by Sumayyah Meehan
How many times have you gone to an event or an occasion and scrambled to grab your cell phone or camera? Or exhibited obsessive-compulsive behaviors when making sure that your digital imaging device is always charged and at the ready to capture each moment before it fleetingly passes into the distance? If you’re anything like me, then your digital imaging device is like a third arm. It may as well be a whole other member of the family given its importance in preserving some of life’s most precious memories.

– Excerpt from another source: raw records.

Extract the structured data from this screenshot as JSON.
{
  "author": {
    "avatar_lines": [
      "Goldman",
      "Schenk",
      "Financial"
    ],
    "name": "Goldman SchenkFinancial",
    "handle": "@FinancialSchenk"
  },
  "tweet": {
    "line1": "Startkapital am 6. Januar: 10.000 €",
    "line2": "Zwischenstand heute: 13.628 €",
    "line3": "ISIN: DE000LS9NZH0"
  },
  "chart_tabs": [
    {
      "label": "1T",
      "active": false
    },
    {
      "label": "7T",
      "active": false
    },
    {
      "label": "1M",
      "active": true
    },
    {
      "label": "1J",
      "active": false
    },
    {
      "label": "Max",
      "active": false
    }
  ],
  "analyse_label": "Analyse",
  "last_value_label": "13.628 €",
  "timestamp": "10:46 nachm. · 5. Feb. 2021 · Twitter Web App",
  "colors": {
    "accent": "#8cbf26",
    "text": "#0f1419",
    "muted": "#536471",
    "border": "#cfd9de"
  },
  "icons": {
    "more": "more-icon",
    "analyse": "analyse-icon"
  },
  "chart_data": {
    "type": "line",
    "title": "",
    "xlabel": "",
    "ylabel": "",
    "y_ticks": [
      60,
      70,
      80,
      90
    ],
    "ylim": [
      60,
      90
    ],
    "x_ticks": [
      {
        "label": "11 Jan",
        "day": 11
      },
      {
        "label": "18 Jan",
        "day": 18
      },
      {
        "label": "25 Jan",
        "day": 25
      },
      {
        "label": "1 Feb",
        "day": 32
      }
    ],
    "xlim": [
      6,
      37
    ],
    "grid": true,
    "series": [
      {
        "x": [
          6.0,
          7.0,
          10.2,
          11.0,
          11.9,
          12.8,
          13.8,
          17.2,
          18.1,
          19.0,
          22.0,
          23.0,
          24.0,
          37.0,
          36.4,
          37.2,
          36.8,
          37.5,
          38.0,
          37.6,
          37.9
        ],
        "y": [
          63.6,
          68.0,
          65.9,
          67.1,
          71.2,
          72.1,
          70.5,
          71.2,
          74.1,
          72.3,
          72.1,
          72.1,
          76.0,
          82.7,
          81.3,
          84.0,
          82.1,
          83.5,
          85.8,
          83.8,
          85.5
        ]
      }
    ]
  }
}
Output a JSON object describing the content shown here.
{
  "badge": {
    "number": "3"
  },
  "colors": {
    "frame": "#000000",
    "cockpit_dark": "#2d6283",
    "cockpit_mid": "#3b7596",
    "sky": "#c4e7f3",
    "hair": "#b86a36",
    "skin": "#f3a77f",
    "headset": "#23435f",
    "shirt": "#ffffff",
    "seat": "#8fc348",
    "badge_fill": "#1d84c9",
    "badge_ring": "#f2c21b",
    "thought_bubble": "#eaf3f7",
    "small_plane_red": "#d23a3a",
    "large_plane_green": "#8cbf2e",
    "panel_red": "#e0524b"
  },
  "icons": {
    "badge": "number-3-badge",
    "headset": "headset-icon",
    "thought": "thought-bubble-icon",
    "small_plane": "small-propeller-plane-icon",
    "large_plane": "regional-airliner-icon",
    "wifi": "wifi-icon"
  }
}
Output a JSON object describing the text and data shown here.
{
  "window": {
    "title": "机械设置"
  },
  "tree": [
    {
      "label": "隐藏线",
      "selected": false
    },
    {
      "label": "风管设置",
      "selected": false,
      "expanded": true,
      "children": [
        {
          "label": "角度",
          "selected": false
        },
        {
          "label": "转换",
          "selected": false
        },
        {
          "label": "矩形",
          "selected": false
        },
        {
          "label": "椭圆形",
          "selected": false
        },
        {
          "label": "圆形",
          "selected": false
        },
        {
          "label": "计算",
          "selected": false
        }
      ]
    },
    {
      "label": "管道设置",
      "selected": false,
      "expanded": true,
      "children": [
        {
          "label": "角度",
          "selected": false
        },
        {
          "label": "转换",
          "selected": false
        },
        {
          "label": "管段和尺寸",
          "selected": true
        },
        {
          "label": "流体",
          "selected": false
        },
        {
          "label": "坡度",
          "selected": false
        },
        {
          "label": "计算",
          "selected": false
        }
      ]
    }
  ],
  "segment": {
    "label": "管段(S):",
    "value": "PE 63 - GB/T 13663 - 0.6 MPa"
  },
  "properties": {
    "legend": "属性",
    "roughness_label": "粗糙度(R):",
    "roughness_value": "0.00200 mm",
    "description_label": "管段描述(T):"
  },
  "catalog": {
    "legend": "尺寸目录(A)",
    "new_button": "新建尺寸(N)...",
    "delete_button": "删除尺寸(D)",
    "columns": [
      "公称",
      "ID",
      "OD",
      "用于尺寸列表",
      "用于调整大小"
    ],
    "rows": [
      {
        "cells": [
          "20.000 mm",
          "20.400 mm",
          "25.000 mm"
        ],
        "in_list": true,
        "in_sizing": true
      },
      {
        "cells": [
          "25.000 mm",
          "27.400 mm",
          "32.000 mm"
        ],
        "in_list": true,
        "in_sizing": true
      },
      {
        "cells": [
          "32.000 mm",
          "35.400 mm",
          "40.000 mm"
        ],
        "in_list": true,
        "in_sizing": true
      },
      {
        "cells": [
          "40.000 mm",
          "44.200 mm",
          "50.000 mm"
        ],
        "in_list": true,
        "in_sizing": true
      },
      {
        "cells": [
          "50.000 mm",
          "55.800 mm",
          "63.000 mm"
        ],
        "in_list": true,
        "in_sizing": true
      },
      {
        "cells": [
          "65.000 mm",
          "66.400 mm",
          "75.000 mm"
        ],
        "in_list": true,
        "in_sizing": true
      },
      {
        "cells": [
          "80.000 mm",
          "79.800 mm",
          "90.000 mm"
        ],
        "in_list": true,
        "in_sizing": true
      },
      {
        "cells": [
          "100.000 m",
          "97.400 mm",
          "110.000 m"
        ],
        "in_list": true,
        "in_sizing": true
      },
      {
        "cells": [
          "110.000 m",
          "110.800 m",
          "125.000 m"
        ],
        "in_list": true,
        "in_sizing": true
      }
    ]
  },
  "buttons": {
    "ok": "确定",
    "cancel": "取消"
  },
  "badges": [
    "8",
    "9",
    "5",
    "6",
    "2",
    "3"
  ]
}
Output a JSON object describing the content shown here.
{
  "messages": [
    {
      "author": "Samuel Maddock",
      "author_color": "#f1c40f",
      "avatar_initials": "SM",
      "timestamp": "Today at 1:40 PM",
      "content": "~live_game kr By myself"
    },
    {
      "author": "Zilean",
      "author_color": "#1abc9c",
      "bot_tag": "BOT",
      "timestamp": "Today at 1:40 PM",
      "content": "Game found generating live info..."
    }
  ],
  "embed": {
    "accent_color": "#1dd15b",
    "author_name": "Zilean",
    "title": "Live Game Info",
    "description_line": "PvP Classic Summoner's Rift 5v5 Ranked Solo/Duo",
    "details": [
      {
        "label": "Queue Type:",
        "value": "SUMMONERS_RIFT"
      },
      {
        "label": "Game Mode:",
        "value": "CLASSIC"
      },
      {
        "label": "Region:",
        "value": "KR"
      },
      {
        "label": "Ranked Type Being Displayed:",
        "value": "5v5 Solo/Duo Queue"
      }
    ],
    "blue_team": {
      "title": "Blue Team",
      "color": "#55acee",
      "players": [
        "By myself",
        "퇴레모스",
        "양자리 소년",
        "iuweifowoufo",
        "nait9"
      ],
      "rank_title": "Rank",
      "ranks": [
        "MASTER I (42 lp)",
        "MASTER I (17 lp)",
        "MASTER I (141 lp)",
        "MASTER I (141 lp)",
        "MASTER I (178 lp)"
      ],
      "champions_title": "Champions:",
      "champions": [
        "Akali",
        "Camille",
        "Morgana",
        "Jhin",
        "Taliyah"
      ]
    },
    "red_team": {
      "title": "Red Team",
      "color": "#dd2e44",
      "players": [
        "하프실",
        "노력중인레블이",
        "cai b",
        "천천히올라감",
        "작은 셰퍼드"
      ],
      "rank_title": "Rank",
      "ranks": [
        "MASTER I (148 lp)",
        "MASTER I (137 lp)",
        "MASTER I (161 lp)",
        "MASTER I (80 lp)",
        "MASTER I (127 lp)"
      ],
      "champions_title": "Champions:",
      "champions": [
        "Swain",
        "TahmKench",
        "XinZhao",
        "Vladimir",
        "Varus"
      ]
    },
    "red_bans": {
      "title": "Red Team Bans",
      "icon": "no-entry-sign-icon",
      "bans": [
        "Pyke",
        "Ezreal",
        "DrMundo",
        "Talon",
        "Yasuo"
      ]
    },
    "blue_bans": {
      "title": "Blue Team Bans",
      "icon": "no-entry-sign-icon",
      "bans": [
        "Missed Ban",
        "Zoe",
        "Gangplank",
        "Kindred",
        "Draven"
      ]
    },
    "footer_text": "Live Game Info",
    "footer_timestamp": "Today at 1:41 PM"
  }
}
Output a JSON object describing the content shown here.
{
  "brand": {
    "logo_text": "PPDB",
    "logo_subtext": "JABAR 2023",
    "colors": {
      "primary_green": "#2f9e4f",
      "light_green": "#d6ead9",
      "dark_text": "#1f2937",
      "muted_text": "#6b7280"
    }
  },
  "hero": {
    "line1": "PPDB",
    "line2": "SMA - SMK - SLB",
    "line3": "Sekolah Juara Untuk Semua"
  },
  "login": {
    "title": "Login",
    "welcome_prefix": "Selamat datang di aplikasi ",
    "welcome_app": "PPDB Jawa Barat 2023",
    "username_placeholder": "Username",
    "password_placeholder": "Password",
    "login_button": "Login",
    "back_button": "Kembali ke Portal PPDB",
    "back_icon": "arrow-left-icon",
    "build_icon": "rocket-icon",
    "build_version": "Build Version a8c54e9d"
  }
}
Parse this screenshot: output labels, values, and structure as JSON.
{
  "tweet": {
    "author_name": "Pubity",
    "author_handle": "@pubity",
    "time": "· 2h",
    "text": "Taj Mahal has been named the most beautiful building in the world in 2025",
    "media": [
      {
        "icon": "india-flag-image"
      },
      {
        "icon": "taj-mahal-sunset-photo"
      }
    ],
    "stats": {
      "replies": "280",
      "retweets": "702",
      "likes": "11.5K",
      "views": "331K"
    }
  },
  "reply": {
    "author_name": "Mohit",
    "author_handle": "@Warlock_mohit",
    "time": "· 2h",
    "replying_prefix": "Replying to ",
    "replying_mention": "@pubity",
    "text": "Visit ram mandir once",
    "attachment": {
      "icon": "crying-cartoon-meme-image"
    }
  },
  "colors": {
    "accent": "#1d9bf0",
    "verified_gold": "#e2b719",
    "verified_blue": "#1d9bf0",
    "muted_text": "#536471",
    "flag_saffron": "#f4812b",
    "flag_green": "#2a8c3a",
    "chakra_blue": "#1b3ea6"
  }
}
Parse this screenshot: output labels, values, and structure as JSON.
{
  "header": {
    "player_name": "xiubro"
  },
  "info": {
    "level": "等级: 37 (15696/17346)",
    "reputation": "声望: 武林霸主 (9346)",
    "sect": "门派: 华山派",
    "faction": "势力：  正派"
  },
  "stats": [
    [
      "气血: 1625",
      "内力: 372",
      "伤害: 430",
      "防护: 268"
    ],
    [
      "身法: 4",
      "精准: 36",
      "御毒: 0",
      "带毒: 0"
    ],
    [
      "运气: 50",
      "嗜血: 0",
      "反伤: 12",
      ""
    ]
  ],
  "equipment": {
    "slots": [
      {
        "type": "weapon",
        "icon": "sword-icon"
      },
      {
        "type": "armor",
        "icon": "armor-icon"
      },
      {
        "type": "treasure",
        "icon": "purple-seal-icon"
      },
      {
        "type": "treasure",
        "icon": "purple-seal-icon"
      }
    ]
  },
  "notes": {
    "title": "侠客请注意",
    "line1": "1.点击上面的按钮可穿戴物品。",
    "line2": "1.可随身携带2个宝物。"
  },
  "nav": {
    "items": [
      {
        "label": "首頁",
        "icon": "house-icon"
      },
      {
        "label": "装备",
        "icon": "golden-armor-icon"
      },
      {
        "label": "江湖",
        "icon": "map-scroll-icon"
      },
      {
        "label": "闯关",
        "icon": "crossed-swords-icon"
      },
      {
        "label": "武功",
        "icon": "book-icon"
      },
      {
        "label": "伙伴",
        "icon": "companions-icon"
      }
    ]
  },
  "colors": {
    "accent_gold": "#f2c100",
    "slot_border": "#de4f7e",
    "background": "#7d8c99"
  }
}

It wasn’t until recently that I became concerned with just how big a part of taking pictures is altering the very fabric of daily life and social interactions. The epiphany did not even hit me until I was taking a stroll at Marina Mall and took on the position of a bystander soaking in the scene. I just so happened to be perched near a group of teenage girls who were busy taking “selfies” with each of their cell phones. As the camera was preparing to snap, each girl burst into a high-watt smile that was positively gleaming. The second each was shot, all three went back to the mundane task of going through each one to determine which was the best to post on their collective social-networking pages. Instead of enjoying the moment of an afternoon spent with friends, it was degraded by trying to preserve it digitally versus relishing the experience and committing it to memory.
According to a recent study conducted by Fairfield University in the USA, Psychologist Linda Henkel revealed, “We collect photos almost as if they’re trophies, or evidence, but that’s not the same thing as trying to capture the experience.” It took only a quick glance through my digital photography archive, which stores images from both my cell phone and camera online, to realize the trap that I too had fallen into. I scrolled through image after image of glorious sunsets captured at Al Kout Mall, a litter of kittens nestled beneath the rocks at Sharq Mall and images of my children frolicking near the rough waves on a windy day in the Persian Gulf. All of the images were taken recently, yet my memory did not recall even half of them better than my camera did.
It’s easy to get caught up in taking pictures and recording life’s moments. In our Digital Age, life moves fast and having a digital imaging device may seem like the only way to capture time before it passes. However, consider the relationships and quality time with those whom you hold dear that is wasted while you fiddle with an imaging device. While it’s important to preserve your memories, it’s not necessary to do it incessantly and without limits. Take the initiative once in awhile to leave your device at home and instead focus on the moment with one of the most powerful memory tools known to man… your brain.
When it comes to making and preserving memories to last a lifetime, it’s all about balance. Use the power of technology and an equal measure of your own human abilities to truly immortalize your most prized memories.